Collection entries
>>>

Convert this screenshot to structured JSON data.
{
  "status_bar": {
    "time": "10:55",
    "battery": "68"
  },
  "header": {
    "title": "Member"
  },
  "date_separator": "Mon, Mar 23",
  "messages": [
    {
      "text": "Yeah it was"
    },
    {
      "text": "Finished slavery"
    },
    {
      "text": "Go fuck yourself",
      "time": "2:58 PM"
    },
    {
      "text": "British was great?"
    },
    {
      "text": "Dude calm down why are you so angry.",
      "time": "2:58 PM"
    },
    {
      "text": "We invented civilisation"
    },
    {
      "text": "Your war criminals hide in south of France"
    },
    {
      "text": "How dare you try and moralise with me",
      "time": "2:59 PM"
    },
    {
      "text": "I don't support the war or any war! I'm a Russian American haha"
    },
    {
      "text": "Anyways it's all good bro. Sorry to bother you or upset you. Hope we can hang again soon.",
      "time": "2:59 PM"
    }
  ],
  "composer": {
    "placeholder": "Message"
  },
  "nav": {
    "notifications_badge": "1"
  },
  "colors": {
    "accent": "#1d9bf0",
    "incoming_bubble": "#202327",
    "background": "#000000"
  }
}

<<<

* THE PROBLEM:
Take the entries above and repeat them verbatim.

* ANSWER:
Convert this screenshot to structured JSON data.
{
  "status_bar": {
    "time": "10:55",
    "battery": "68"
  },
  "header": {
    "title": "Member"
  },
  "date_separator": "Mon, Mar 23",
  "messages": [
    {
      "text": "Yeah it was"
    },
    {
      "text": "Finished slavery"
    },
    {
      "text": "Go fuck yourself",
      "time": "2:58 PM"
    },
    {
      "text": "British was great?"
    },
    {
      "text": "Dude calm down why are you so angry.",
      "time": "2:58 PM"
    },
    {
      "text": "We invented civilisation"
    },
    {
      "text": "Your war criminals hide in south of France"
    },
    {
      "text": "How dare you try and moralise with me",
      "time": "2:59 PM"
    },
    {
      "text": "I don't support the war or any war! I'm a Russian American haha"
    },
    {
      "text": "Anyways it's all good bro. Sorry to bother you or upset you. Hope we can hang again soon.",
      "time": "2:59 PM"
    }
  ],
  "composer": {
    "placeholder": "Message"
  },
  "nav": {
    "notifications_badge": "1"
  },
  "colors": {
    "accent": "#1d9bf0",
    "incoming_bubble": "#202327",
    "background": "#000000"
  }
}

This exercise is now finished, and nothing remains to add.